The full listing below must be printed exactly, word for word.
··· EXTRACTED ENTRIES
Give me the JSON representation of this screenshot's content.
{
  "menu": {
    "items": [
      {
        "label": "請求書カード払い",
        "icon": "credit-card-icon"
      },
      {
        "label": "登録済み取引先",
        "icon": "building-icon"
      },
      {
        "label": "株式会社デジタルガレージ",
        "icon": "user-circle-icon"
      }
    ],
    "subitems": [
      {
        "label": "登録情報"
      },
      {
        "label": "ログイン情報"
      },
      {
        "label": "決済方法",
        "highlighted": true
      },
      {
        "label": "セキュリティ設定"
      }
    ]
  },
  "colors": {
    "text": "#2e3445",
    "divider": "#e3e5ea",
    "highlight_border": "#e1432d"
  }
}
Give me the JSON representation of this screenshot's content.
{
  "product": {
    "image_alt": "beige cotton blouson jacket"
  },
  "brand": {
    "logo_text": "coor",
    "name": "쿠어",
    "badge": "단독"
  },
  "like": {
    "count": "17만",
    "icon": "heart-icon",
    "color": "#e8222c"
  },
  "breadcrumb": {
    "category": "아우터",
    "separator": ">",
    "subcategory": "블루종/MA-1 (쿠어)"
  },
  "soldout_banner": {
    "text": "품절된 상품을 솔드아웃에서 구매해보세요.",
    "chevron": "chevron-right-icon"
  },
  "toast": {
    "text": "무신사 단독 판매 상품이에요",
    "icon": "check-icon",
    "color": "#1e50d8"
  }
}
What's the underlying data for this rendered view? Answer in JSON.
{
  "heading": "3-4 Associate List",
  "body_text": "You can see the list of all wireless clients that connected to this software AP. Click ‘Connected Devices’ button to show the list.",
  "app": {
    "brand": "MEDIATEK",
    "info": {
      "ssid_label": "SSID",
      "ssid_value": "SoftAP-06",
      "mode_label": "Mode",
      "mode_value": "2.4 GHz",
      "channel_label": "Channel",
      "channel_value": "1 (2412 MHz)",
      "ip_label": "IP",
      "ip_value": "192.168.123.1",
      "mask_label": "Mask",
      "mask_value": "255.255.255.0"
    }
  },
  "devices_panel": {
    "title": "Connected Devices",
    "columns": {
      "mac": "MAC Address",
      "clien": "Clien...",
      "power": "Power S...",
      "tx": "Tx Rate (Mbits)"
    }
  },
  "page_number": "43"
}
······
[YOUR SOLUTION]
Give me the JSON representation of this screenshot's content.
{
  "menu": {
    "items": [
      {
        "label": "請求書カード払い",
        "icon": "credit-card-icon"
      },
      {
        "label": "登録済み取引先",
        "icon": "building-icon"
      },
      {
        "label": "株式会社デジタルガレージ",
        "icon": "user-circle-icon"
      }
    ],
    "subitems": [
      {
        "label": "登録情報"
      },
      {
        "label": "ログイン情報"
      },
      {
        "label": "決済方法",
        "highlighted": true
      },
      {
        "label": "セキュリティ設定"
      }
    ]
  },
  "colors": {
    "text": "#2e3445",
    "divider": "#e3e5ea",
    "highlight_border": "#e1432d"
  }
}
Give me the JSON representation of this screenshot's content.
{
  "product": {
    "image_alt": "beige cotton blouson jacket"
  },
  "brand": {
    "logo_text": "coor",
    "name": "쿠어",
    "badge": "단독"
  },
  "like": {
    "count": "17만",
    "icon": "heart-icon",
    "color": "#e8222c"
  },
  "breadcrumb": {
    "category": "아우터",
    "separator": ">",
    "subcategory": "블루종/MA-1 (쿠어)"
  },
  "soldout_banner": {
    "text": "품절된 상품을 솔드아웃에서 구매해보세요.",
    "chevron": "chevron-right-icon"
  },
  "toast": {
    "text": "무신사 단독 판매 상품이에요",
    "icon": "check-icon",
    "color": "#1e50d8"
  }
}
What's the underlying data for this rendered view? Answer in JSON.
{
  "heading": "3-4 Associate List",
  "body_text": "You can see the list of all wireless clients that connected to this software AP. Click ‘Connected Devices’ button to show the list.",
  "app": {
    "brand": "MEDIATEK",
    "info": {
      "ssid_label": "SSID",
      "ssid_value": "SoftAP-06",
      "mode_label": "Mode",
      "mode_value": "2.4 GHz",
      "channel_label": "Channel",
      "channel_value": "1 (2412 MHz)",
      "ip_label": "IP",
      "ip_value": "192.168.123.1",
      "mask_label": "Mask",
      "mask_value": "255.255.255.0"
    }
  },
  "devices_panel": {
    "title": "Connected Devices",
    "columns": {
      "mac": "MAC Address",
      "clien": "Clien...",
      "power": "Power S...",
      "tx": "Tx Rate (Mbits)"
    }
  },
  "page_number": "43"
}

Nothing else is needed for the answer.